[Element data from apps and pages]

━━━━

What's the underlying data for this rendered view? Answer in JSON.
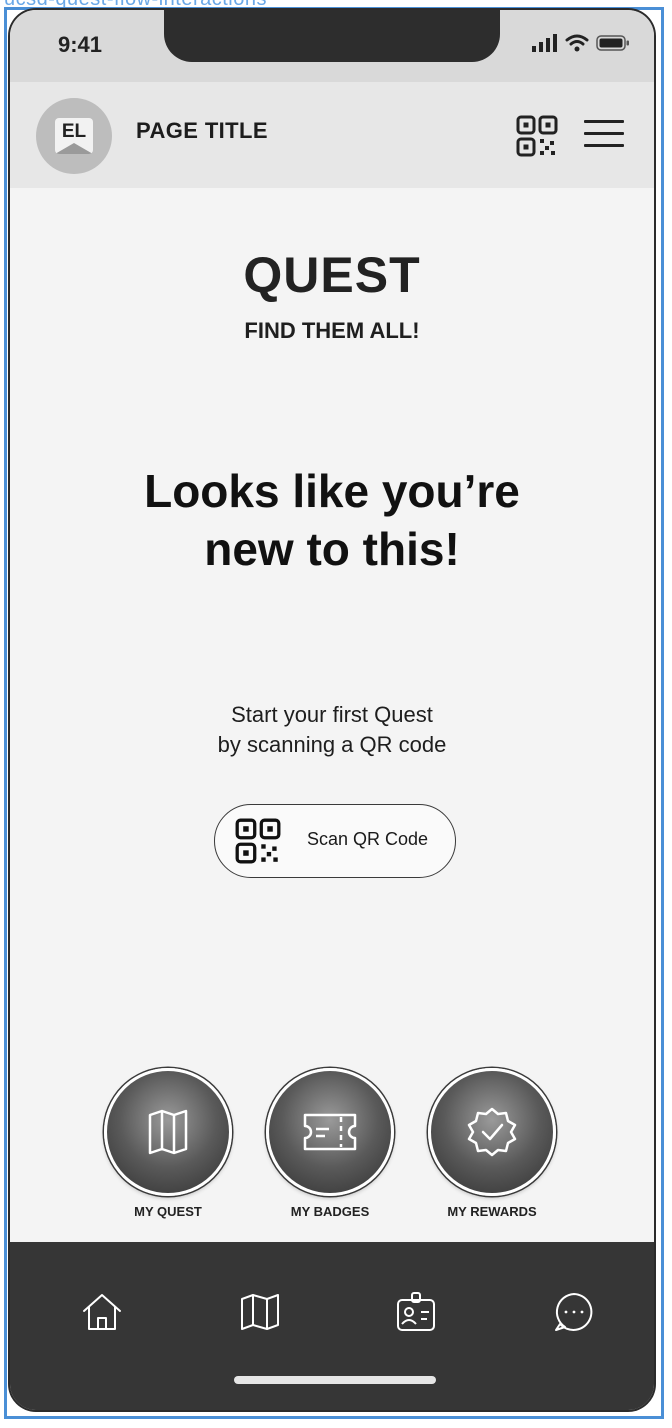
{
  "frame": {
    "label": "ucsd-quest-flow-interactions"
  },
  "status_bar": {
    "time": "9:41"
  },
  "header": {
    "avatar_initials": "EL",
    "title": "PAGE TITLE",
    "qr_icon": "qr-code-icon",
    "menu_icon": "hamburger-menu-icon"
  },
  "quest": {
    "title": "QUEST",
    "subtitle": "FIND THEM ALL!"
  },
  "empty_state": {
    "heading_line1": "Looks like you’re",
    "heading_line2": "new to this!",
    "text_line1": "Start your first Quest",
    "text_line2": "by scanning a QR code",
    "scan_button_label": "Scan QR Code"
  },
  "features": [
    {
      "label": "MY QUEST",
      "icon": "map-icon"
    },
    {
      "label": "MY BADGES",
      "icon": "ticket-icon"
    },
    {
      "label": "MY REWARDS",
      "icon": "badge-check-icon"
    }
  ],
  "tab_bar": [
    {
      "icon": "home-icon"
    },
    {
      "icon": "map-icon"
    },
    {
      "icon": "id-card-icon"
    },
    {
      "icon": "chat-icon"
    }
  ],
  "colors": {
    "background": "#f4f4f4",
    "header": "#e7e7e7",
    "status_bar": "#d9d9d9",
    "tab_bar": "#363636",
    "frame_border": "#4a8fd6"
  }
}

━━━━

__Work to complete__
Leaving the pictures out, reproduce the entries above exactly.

__Written answer__
What's the underlying data for this rendered view? Answer in JSON.
{
  "frame": {
    "label": "ucsd-quest-flow-interactions"
  },
  "status_bar": {
    "time": "9:41"
  },
  "header": {
    "avatar_initials": "EL",
    "title": "PAGE TITLE",
    "qr_icon": "qr-code-icon",
    "menu_icon": "hamburger-menu-icon"
  },
  "quest": {
    "title": "QUEST",
    "subtitle": "FIND THEM ALL!"
  },
  "empty_state": {
    "heading_line1": "Looks like you’re",
    "heading_line2": "new to this!",
    "text_line1": "Start your first Quest",
    "text_line2": "by scanning a QR code",
    "scan_button_label": "Scan QR Code"
  },
  "features": [
    {
      "label": "MY QUEST",
      "icon": "map-icon"
    },
    {
      "label": "MY BADGES",
      "icon": "ticket-icon"
    },
    {
      "label": "MY REWARDS",
      "icon": "badge-check-icon"
    }
  ],
  "tab_bar": [
    {
      "icon": "home-icon"
    },
    {
      "icon": "map-icon"
    },
    {
      "icon": "id-card-icon"
    },
    {
      "icon": "chat-icon"
    }
  ],
  "colors": {
    "background": "#f4f4f4",
    "header": "#e7e7e7",
    "status_bar": "#d9d9d9",
    "tab_bar": "#363636",
    "frame_border": "#4a8fd6"
  }
}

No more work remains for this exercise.